◆ Task prompt
The data beneath this task has to be reprinted character for character.

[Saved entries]

Content starts

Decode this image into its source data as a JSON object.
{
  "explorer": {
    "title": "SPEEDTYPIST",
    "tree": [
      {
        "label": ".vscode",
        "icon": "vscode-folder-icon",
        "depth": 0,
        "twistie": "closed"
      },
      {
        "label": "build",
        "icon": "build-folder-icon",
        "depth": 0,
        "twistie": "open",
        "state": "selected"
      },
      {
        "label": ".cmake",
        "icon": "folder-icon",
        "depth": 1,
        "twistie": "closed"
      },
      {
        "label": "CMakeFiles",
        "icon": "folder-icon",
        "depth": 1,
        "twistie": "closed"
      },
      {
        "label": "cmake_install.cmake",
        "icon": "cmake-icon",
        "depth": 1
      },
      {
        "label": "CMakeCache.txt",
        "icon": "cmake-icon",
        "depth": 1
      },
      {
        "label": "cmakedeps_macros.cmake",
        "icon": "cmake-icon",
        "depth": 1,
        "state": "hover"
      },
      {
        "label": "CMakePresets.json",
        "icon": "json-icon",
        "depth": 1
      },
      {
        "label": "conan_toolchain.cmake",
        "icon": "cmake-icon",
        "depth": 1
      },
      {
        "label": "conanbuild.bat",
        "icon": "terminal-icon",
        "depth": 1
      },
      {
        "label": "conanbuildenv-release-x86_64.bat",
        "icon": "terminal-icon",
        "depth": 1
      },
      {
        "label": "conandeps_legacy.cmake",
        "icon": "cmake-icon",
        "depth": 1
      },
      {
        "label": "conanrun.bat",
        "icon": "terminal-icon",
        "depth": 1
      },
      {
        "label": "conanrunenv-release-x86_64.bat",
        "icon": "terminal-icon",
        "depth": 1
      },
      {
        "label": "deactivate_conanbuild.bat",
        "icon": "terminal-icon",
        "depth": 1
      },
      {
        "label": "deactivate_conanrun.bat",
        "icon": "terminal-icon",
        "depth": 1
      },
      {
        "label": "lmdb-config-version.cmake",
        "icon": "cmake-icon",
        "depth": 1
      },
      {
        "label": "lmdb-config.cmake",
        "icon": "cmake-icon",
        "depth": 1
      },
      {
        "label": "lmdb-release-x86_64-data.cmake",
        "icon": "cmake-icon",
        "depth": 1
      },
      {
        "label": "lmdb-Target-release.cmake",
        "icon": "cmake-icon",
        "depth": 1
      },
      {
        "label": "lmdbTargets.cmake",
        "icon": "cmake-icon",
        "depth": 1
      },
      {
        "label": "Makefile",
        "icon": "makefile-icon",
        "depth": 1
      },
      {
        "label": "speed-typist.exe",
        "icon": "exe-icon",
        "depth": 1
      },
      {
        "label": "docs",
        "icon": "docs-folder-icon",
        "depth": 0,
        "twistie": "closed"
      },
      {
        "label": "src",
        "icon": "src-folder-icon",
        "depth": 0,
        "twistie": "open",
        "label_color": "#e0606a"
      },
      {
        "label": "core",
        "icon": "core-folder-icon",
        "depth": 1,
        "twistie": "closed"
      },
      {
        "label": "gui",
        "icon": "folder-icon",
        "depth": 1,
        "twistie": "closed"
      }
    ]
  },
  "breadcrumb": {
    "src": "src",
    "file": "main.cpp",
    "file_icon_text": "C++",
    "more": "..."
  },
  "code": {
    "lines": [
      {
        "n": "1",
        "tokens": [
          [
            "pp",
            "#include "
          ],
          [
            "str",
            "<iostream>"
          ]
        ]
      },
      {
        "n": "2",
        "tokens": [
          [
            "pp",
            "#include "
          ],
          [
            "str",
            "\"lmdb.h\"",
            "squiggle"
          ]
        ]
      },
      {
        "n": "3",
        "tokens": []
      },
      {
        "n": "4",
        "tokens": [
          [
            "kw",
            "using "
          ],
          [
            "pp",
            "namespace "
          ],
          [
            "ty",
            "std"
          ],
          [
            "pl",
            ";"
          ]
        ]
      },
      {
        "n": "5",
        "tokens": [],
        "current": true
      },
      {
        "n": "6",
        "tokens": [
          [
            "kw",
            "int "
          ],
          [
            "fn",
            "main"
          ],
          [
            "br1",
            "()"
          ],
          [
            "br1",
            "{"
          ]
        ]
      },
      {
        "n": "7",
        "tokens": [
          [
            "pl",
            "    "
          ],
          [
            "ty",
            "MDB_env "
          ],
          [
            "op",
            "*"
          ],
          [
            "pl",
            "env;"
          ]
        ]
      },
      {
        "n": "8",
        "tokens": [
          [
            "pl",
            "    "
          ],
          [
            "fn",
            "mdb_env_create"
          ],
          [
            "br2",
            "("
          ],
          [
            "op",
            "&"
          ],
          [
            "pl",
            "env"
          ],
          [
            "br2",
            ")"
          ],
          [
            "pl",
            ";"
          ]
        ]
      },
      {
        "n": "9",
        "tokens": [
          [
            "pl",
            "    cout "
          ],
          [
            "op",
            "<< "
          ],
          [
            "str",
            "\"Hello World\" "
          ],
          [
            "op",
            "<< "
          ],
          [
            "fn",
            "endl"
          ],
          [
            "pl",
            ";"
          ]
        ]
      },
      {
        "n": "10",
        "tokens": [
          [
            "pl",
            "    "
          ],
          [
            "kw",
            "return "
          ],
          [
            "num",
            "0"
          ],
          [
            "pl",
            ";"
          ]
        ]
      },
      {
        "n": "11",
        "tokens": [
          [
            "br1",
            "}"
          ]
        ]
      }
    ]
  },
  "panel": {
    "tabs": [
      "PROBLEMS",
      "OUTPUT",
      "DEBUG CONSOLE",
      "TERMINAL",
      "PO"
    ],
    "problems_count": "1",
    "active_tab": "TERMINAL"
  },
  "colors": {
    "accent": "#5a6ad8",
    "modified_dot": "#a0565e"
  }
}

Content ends

◆ Response to the exercise
Decode this image into its source data as a JSON object.
{
  "explorer": {
    "title": "SPEEDTYPIST",
    "tree": [
      {
        "label": ".vscode",
        "icon": "vscode-folder-icon",
        "depth": 0,
        "twistie": "closed"
      },
      {
        "label": "build",
        "icon": "build-folder-icon",
        "depth": 0,
        "twistie": "open",
        "state": "selected"
      },
      {
        "label": ".cmake",
        "icon": "folder-icon",
        "depth": 1,
        "twistie": "closed"
      },
      {
        "label": "CMakeFiles",
        "icon": "folder-icon",
        "depth": 1,
        "twistie": "closed"
      },
      {
        "label": "cmake_install.cmake",
        "icon": "cmake-icon",
        "depth": 1
      },
      {
        "label": "CMakeCache.txt",
        "icon": "cmake-icon",
        "depth": 1
      },
      {
        "label": "cmakedeps_macros.cmake",
        "icon": "cmake-icon",
        "depth": 1,
        "state": "hover"
      },
      {
        "label": "CMakePresets.json",
        "icon": "json-icon",
        "depth": 1
      },
      {
        "label": "conan_toolchain.cmake",
        "icon": "cmake-icon",
        "depth": 1
      },
      {
        "label": "conanbuild.bat",
        "icon": "terminal-icon",
        "depth": 1
      },
      {
        "label": "conanbuildenv-release-x86_64.bat",
        "icon": "terminal-icon",
        "depth": 1
      },
      {
        "label": "conandeps_legacy.cmake",
        "icon": "cmake-icon",
        "depth": 1
      },
      {
        "label": "conanrun.bat",
        "icon": "terminal-icon",
        "depth": 1
      },
      {
        "label": "conanrunenv-release-x86_64.bat",
        "icon": "terminal-icon",
        "depth": 1
      },
      {
        "label": "deactivate_conanbuild.bat",
        "icon": "terminal-icon",
        "depth": 1
      },
      {
        "label": "deactivate_conanrun.bat",
        "icon": "terminal-icon",
        "depth": 1
      },
      {
        "label": "lmdb-config-version.cmake",
        "icon": "cmake-icon",
        "depth": 1
      },
      {
        "label": "lmdb-config.cmake",
        "icon": "cmake-icon",
        "depth": 1
      },
      {
        "label": "lmdb-release-x86_64-data.cmake",
        "icon": "cmake-icon",
        "depth": 1
      },
      {
        "label": "lmdb-Target-release.cmake",
        "icon": "cmake-icon",
        "depth": 1
      },
      {
        "label": "lmdbTargets.cmake",
        "icon": "cmake-icon",
        "depth": 1
      },
      {
        "label": "Makefile",
        "icon": "makefile-icon",
        "depth": 1
      },
      {
        "label": "speed-typist.exe",
        "icon": "exe-icon",
        "depth": 1
      },
      {
        "label": "docs",
        "icon": "docs-folder-icon",
        "depth": 0,
        "twistie": "closed"
      },
      {
        "label": "src",
        "icon": "src-folder-icon",
        "depth": 0,
        "twistie": "open",
        "label_color": "#e0606a"
      },
      {
        "label": "core",
        "icon": "core-folder-icon",
        "depth": 1,
        "twistie": "closed"
      },
      {
        "label": "gui",
        "icon": "folder-icon",
        "depth": 1,
        "twistie": "closed"
      }
    ]
  },
  "breadcrumb": {
    "src": "src",
    "file": "main.cpp",
    "file_icon_text": "C++",
    "more": "..."
  },
  "code": {
    "lines": [
      {
        "n": "1",
        "tokens": [
          [
            "pp",
            "#include "
          ],
          [
            "str",
            "<iostream>"
          ]
        ]
      },
      {
        "n": "2",
        "tokens": [
          [
            "pp",
            "#include "
          ],
          [
            "str",
            "\"lmdb.h\"",
            "squiggle"
          ]
        ]
      },
      {
        "n": "3",
        "tokens": []
      },
      {
        "n": "4",
        "tokens": [
          [
            "kw",
            "using "
          ],
          [
            "pp",
            "namespace "
          ],
          [
            "ty",
            "std"
          ],
          [
            "pl",
            ";"
          ]
        ]
      },
      {
        "n": "5",
        "tokens": [],
        "current": true
      },
      {
        "n": "6",
        "tokens": [
          [
            "kw",
            "int "
          ],
          [
            "fn",
            "main"
          ],
          [
            "br1",
            "()"
          ],
          [
            "br1",
            "{"
          ]
        ]
      },
      {
        "n": "7",
        "tokens": [
          [
            "pl",
            "    "
          ],
          [
            "ty",
            "MDB_env "
          ],
          [
            "op",
            "*"
          ],
          [
            "pl",
            "env;"
          ]
        ]
      },
      {
        "n": "8",
        "tokens": [
          [
            "pl",
            "    "
          ],
          [
            "fn",
            "mdb_env_create"
          ],
          [
            "br2",
            "("
          ],
          [
            "op",
            "&"
          ],
          [
            "pl",
            "env"
          ],
          [
            "br2",
            ")"
          ],
          [
            "pl",
            ";"
          ]
        ]
      },
      {
        "n": "9",
        "tokens": [
          [
            "pl",
            "    cout "
          ],
          [
            "op",
            "<< "
          ],
          [
            "str",
            "\"Hello World\" "
          ],
          [
            "op",
            "<< "
          ],
          [
            "fn",
            "endl"
          ],
          [
            "pl",
            ";"
          ]
        ]
      },
      {
        "n": "10",
        "tokens": [
          [
            "pl",
            "    "
          ],
          [
            "kw",
            "return "
          ],
          [
            "num",
            "0"
          ],
          [
            "pl",
            ";"
          ]
        ]
      },
      {
        "n": "11",
        "tokens": [
          [
            "br1",
            "}"
          ]
        ]
      }
    ]
  },
  "panel": {
    "tabs": [
      "PROBLEMS",
      "OUTPUT",
      "DEBUG CONSOLE",
      "TERMINAL",
      "PO"
    ],
    "problems_count": "1",
    "active_tab": "TERMINAL"
  },
  "colors": {
    "accent": "#5a6ad8",
    "modified_dot": "#a0565e"
  }
}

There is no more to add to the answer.